Task item
Each record must be printed exactly as given.
── Supplied material
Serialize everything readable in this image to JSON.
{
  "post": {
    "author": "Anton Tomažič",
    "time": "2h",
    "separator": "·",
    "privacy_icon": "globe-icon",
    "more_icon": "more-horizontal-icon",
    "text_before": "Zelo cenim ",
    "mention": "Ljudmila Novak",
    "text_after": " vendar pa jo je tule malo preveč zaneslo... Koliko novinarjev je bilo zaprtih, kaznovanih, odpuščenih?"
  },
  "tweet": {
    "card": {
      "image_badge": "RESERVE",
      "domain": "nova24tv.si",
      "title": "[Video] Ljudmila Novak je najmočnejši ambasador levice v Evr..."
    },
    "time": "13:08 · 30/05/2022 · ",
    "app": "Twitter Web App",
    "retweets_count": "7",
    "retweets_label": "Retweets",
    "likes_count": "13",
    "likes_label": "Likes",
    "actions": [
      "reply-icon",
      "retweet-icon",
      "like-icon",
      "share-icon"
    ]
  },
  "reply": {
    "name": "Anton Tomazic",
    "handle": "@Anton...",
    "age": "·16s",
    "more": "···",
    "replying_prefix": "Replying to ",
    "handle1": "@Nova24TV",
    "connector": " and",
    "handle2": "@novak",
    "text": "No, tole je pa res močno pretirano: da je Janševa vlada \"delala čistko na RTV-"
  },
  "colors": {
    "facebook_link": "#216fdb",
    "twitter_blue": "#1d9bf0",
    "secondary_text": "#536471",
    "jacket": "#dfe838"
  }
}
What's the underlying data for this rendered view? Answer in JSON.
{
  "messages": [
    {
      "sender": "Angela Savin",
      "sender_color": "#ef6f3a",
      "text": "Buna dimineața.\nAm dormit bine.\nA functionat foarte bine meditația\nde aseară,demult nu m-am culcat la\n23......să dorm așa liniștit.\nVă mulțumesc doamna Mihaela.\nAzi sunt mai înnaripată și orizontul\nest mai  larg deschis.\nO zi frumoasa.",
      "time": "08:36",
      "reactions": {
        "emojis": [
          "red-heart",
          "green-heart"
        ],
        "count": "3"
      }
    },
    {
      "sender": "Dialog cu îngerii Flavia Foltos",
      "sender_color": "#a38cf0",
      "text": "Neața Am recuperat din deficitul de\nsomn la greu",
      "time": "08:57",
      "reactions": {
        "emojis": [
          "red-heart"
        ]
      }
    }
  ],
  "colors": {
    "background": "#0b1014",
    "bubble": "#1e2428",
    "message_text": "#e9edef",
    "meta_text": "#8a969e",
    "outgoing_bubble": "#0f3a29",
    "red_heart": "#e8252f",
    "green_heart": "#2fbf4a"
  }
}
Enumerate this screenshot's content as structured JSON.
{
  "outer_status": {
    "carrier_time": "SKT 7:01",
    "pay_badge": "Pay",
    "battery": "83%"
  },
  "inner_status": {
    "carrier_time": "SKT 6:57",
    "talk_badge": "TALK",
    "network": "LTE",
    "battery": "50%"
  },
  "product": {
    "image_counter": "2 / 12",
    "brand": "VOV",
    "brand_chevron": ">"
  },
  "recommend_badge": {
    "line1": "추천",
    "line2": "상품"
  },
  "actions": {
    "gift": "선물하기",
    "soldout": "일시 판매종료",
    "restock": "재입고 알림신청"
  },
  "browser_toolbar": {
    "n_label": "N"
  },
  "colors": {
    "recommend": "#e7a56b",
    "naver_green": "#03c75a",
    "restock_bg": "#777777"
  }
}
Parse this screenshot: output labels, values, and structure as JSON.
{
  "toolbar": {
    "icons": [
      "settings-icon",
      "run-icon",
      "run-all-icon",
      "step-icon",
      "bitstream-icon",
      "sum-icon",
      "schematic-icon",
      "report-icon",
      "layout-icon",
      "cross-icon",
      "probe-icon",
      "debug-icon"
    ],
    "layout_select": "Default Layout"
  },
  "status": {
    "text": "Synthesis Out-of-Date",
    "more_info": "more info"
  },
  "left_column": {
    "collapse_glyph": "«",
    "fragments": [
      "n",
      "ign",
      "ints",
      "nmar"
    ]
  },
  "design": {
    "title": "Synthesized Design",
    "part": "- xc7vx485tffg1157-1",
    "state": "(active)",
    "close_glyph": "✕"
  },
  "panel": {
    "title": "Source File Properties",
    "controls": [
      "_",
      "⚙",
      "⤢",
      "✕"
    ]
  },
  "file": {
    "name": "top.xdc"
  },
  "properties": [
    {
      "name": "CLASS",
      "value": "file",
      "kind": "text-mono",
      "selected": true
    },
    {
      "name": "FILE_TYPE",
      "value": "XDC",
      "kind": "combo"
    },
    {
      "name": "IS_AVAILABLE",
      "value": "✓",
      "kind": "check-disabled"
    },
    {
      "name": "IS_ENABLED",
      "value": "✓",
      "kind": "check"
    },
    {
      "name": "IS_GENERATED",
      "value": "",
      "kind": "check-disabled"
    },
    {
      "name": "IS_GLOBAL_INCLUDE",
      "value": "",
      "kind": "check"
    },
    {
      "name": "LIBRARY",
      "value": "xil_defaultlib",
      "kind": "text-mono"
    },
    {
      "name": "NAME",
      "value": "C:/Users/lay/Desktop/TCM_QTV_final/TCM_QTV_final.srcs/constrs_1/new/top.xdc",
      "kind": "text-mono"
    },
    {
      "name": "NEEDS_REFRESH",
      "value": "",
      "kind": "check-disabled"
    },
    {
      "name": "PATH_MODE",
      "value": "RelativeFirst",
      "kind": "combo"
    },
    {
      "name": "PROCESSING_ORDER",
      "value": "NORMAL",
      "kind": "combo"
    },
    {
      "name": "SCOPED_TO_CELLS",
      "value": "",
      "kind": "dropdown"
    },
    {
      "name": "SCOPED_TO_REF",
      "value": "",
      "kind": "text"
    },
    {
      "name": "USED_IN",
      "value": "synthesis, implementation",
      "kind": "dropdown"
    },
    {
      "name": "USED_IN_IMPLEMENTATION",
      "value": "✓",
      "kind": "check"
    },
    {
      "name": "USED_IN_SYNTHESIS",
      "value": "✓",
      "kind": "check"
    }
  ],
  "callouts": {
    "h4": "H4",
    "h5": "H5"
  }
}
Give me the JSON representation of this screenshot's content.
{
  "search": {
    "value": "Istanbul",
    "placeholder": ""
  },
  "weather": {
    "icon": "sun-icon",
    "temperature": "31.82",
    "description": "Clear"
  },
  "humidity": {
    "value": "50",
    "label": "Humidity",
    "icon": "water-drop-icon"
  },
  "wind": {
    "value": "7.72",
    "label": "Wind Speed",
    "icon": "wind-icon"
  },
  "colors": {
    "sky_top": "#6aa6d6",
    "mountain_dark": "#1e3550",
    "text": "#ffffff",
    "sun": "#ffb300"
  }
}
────
Problem solution
Serialize everything readable in this image to JSON.
{
  "post": {
    "author": "Anton Tomažič",
    "time": "2h",
    "separator": "·",
    "privacy_icon": "globe-icon",
    "more_icon": "more-horizontal-icon",
    "text_before": "Zelo cenim ",
    "mention": "Ljudmila Novak",
    "text_after": " vendar pa jo je tule malo preveč zaneslo... Koliko novinarjev je bilo zaprtih, kaznovanih, odpuščenih?"
  },
  "tweet": {
    "card": {
      "image_badge": "RESERVE",
      "domain": "nova24tv.si",
      "title": "[Video] Ljudmila Novak je najmočnejši ambasador levice v Evr..."
    },
    "time": "13:08 · 30/05/2022 · ",
    "app": "Twitter Web App",
    "retweets_count": "7",
    "retweets_label": "Retweets",
    "likes_count": "13",
    "likes_label": "Likes",
    "actions": [
      "reply-icon",
      "retweet-icon",
      "like-icon",
      "share-icon"
    ]
  },
  "reply": {
    "name": "Anton Tomazic",
    "handle": "@Anton...",
    "age": "·16s",
    "more": "···",
    "replying_prefix": "Replying to ",
    "handle1": "@Nova24TV",
    "connector": " and",
    "handle2": "@novak",
    "text": "No, tole je pa res močno pretirano: da je Janševa vlada \"delala čistko na RTV-"
  },
  "colors": {
    "facebook_link": "#216fdb",
    "twitter_blue": "#1d9bf0",
    "secondary_text": "#536471",
    "jacket": "#dfe838"
  }
}
What's the underlying data for this rendered view? Answer in JSON.
{
  "messages": [
    {
      "sender": "Angela Savin",
      "sender_color": "#ef6f3a",
      "text": "Buna dimineața.\nAm dormit bine.\nA functionat foarte bine meditația\nde aseară,demult nu m-am culcat la\n23......să dorm așa liniștit.\nVă mulțumesc doamna Mihaela.\nAzi sunt mai înnaripată și orizontul\nest mai  larg deschis.\nO zi frumoasa.",
      "time": "08:36",
      "reactions": {
        "emojis": [
          "red-heart",
          "green-heart"
        ],
        "count": "3"
      }
    },
    {
      "sender": "Dialog cu îngerii Flavia Foltos",
      "sender_color": "#a38cf0",
      "text": "Neața Am recuperat din deficitul de\nsomn la greu",
      "time": "08:57",
      "reactions": {
        "emojis": [
          "red-heart"
        ]
      }
    }
  ],
  "colors": {
    "background": "#0b1014",
    "bubble": "#1e2428",
    "message_text": "#e9edef",
    "meta_text": "#8a969e",
    "outgoing_bubble": "#0f3a29",
    "red_heart": "#e8252f",
    "green_heart": "#2fbf4a"
  }
}
Enumerate this screenshot's content as structured JSON.
{
  "outer_status": {
    "carrier_time": "SKT 7:01",
    "pay_badge": "Pay",
    "battery": "83%"
  },
  "inner_status": {
    "carrier_time": "SKT 6:57",
    "talk_badge": "TALK",
    "network": "LTE",
    "battery": "50%"
  },
  "product": {
    "image_counter": "2 / 12",
    "brand": "VOV",
    "brand_chevron": ">"
  },
  "recommend_badge": {
    "line1": "추천",
    "line2": "상품"
  },
  "actions": {
    "gift": "선물하기",
    "soldout": "일시 판매종료",
    "restock": "재입고 알림신청"
  },
  "browser_toolbar": {
    "n_label": "N"
  },
  "colors": {
    "recommend": "#e7a56b",
    "naver_green": "#03c75a",
    "restock_bg": "#777777"
  }
}
Parse this screenshot: output labels, values, and structure as JSON.
{
  "toolbar": {
    "icons": [
      "settings-icon",
      "run-icon",
      "run-all-icon",
      "step-icon",
      "bitstream-icon",
      "sum-icon",
      "schematic-icon",
      "report-icon",
      "layout-icon",
      "cross-icon",
      "probe-icon",
      "debug-icon"
    ],
    "layout_select": "Default Layout"
  },
  "status": {
    "text": "Synthesis Out-of-Date",
    "more_info": "more info"
  },
  "left_column": {
    "collapse_glyph": "«",
    "fragments": [
      "n",
      "ign",
      "ints",
      "nmar"
    ]
  },
  "design": {
    "title": "Synthesized Design",
    "part": "- xc7vx485tffg1157-1",
    "state": "(active)",
    "close_glyph": "✕"
  },
  "panel": {
    "title": "Source File Properties",
    "controls": [
      "_",
      "⚙",
      "⤢",
      "✕"
    ]
  },
  "file": {
    "name": "top.xdc"
  },
  "properties": [
    {
      "name": "CLASS",
      "value": "file",
      "kind": "text-mono",
      "selected": true
    },
    {
      "name": "FILE_TYPE",
      "value": "XDC",
      "kind": "combo"
    },
    {
      "name": "IS_AVAILABLE",
      "value": "✓",
      "kind": "check-disabled"
    },
    {
      "name": "IS_ENABLED",
      "value": "✓",
      "kind": "check"
    },
    {
      "name": "IS_GENERATED",
      "value": "",
      "kind": "check-disabled"
    },
    {
      "name": "IS_GLOBAL_INCLUDE",
      "value": "",
      "kind": "check"
    },
    {
      "name": "LIBRARY",
      "value": "xil_defaultlib",
      "kind": "text-mono"
    },
    {
      "name": "NAME",
      "value": "C:/Users/lay/Desktop/TCM_QTV_final/TCM_QTV_final.srcs/constrs_1/new/top.xdc",
      "kind": "text-mono"
    },
    {
      "name": "NEEDS_REFRESH",
      "value": "",
      "kind": "check-disabled"
    },
    {
      "name": "PATH_MODE",
      "value": "RelativeFirst",
      "kind": "combo"
    },
    {
      "name": "PROCESSING_ORDER",
      "value": "NORMAL",
      "kind": "combo"
    },
    {
      "name": "SCOPED_TO_CELLS",
      "value": "",
      "kind": "dropdown"
    },
    {
      "name": "SCOPED_TO_REF",
      "value": "",
      "kind": "text"
    },
    {
      "name": "USED_IN",
      "value": "synthesis, implementation",
      "kind": "dropdown"
    },
    {
      "name": "USED_IN_IMPLEMENTATION",
      "value": "✓",
      "kind": "check"
    },
    {
      "name": "USED_IN_SYNTHESIS",
      "value": "✓",
      "kind": "check"
    }
  ],
  "callouts": {
    "h4": "H4",
    "h5": "H5"
  }
}
Give me the JSON representation of this screenshot's content.
{
  "search": {
    "value": "Istanbul",
    "placeholder": ""
  },
  "weather": {
    "icon": "sun-icon",
    "temperature": "31.82",
    "description": "Clear"
  },
  "humidity": {
    "value": "50",
    "label": "Humidity",
    "icon": "water-drop-icon"
  },
  "wind": {
    "value": "7.72",
    "label": "Wind Speed",
    "icon": "wind-icon"
  },
  "colors": {
    "sky_top": "#6aa6d6",
    "mountain_dark": "#1e3550",
    "text": "#ffffff",
    "sun": "#ffb300"
  }
}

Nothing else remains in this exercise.